As per one recent report posted by the Chinese publication IThome, Nvidia could be retiring the GeForce RTX 2070, RTX 2070 Super, RTX 2080 Super, and RTX 2080 Ti Turing cards. This is apparently being done for the sake of the new Nvidia Ampere GPUs.
The high-end models make up the top of the product stack and range wildly in price. The 2080 Ti reaches north of $1,200 USD, with the other cards ranging from $500-$800 depending on the card and stock levels. Nvidia pulling the plug on these cards suggests that the new Ampere GPUs will have replacement options. And it’s likely that they could be priced similarly, although on the higher end.
There will allegedly not only be a stoppage in production, but Nvidia will stop supplying other vendors, AIBs and more with reference designs or chips for their own versions of the cards.
The new cards are due with the Nvidia Ampere GPUs will launch in Q3 2020, which will include the GeForce RTX 3080, 3080 Ti and GeForce RTX 3090 lines.
So What Happens Now?
There is more bad news as well. There has been a recent increase in the mining for GPUs in recent months as more and more users return to GPU mining for cryptocurrencies. This problem was originally somewhat alleviated by increased production and the proliferation of ASIC mining, but COVID-19 causing production problems and more interest in cryptocurrencies has brought this nonsense back again. Expect to pay much more than you should for 2000-series GPUs for the next little bit.
There could also be a higher price paid for lesser-end cards. According to a report by My drivers, even the mainstream GeForce GTX 1660 SUPER & the GeForce RTX 2060 cards could be affected. This may come about due to AIBs raising prices so they make more money off of increased demand.
There could be another issue contributes to supply problems as well. TSMC may be running out of manufactured parts for certain GPUs. TSMC manufactures the Turing silicon for Nvidia on the 12nm FinFET process node. But with the number of products TSMC makes for other companies like AMD, Apple and more on that node, it could be a supply problem on their end as well.
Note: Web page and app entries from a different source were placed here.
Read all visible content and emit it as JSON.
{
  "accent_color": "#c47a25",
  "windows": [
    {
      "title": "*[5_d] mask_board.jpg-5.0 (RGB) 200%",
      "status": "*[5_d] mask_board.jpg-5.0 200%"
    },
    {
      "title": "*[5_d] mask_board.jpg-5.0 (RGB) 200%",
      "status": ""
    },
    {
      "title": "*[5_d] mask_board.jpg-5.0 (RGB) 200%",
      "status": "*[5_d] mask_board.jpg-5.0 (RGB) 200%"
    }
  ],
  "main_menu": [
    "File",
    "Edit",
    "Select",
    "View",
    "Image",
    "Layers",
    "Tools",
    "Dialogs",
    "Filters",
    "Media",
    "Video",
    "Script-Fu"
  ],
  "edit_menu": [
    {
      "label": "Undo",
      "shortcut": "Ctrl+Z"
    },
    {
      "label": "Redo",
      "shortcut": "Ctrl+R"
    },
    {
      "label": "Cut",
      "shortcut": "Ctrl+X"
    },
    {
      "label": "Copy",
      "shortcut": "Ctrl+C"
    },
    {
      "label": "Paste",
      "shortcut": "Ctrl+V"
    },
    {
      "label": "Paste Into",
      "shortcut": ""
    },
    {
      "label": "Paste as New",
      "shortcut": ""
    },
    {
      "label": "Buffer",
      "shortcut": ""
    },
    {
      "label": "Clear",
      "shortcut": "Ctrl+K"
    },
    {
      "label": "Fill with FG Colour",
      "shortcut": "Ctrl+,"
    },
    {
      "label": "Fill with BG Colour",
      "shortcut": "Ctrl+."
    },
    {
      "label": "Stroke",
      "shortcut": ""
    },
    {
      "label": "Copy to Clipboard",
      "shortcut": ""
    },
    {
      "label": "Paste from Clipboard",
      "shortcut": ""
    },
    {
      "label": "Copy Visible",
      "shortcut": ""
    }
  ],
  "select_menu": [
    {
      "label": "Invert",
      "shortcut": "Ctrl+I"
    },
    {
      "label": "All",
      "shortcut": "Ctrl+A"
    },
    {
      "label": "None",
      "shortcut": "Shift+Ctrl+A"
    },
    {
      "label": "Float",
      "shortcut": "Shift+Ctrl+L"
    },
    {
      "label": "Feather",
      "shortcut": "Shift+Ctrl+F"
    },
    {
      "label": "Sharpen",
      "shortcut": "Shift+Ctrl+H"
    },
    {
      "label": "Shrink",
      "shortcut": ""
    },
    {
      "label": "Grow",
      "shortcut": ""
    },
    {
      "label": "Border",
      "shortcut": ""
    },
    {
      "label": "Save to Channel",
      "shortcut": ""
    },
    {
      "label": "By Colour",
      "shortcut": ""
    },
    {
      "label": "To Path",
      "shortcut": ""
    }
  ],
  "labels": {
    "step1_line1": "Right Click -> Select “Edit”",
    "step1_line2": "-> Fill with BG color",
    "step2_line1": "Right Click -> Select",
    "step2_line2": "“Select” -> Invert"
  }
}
So it seems possible that Nvidia ended production to ease that burden.
What will be interesting is how this change affects the prices of Nvidia Ampere GPUs at launch. When the Turing GPUs launched, prices were inflated like mad, due to them having to compete with the older GPUs still in stock. AIBs set the newer GPUs higher than MSRP to encourage users to buy out older stocks. And with this pre-launch shift to the newer GPUs, AIBs could be able to price the 3000-series cards closer to MSRP.